Remember that during a COVID-19 lockdown, any entry into rental properties during a COVID-19 lockdown must be in line with public health directions and advice. Learn more.
It’s important for property managers/owners to get written permission from the tenant to use photos displaying their possessions in any form of advertising to protect the tenant’s privacy. This applies to the tenant’s possessions inside and outside the home (e.g. personal items, furniture, cars and boats).
If photos displaying a tenant’s possessions have been used without permission, the tenant can issue a Notice to remedy breach to request these photos be removed. Alternatively, they may request the RTA investigates the alleged offence.
Rules on entry: private viewings, repairs and maintenance
The standard entry rules apply for entry on all occasions, whether it is for private viewings, general inspections or repairs and maintenance purposes. A private viewing refers to when the property manager/owner takes a pre-organised group of prospective buyers to view the property at an agreed time and is different to an open house.
When a property manager/owner wants to enter the rental premises, they must provide the minimum notice as required by legislation, the reason for entry and specify a two-hour window when entry will occur. Entry times are limited to between 8am and 6pm Monday to Saturday, or at a time agreed to by the tenant.

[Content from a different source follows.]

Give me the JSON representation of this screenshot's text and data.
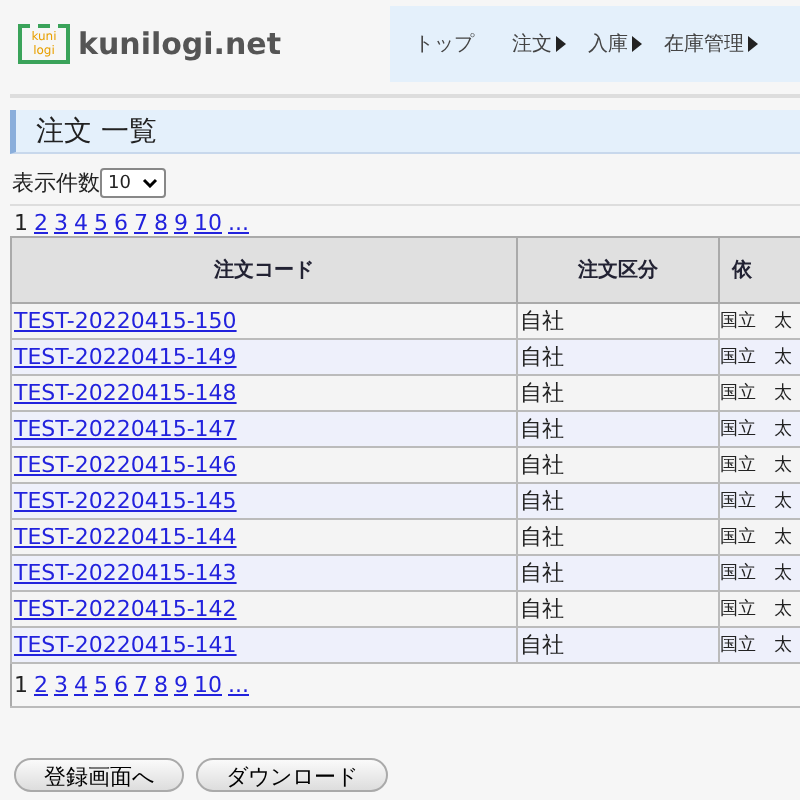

Under the legislation, a separate notice must also be given for each entry. This means if the property manager/owner is organising groups of prospective buyers to view the property at different times, a notice must be received for each group.
Unlawful entry is an offence and customers can request an investigation into the occurrence. Read a case study about a Sunshine Coast landlord who was found guilty of unlawful entry.
Rules on entry: open houses
While an open house may seem a little daunting, tenants who agree to have an open house may be able to avoid multiple, pre-organised private viewings and entries on different days. Open house refers to when the property for sale is open for viewing by any and all prospective buyers at a specific advertised timeframe.
If the tenant agrees to an open house in writing, the property manager/owner should negotiate a suitable time. The property manager/owner should try to minimise disruption to the tenant's quiet enjoyment of the property, and they must give the tenant an entry notice providing at least 24 hours’ notice of the open house.
It is also important to note that a reasonable amount of time must have passed before another open house can be held.
The Residential Tenancies Authority (RTA) encourages parties to have conversations about entry and open houses early and keep each other updated on the plans involved as much as possible. Make sure all decisions, arrangements, consent and communications are documented in writing. Keeping lines of communication open will help everyone work together for the best outcome.
For more information and further details on legislative requirements in the sale process, you can watch our Selling a rental property webinar, or tune into our podcast episode on selling a rental property.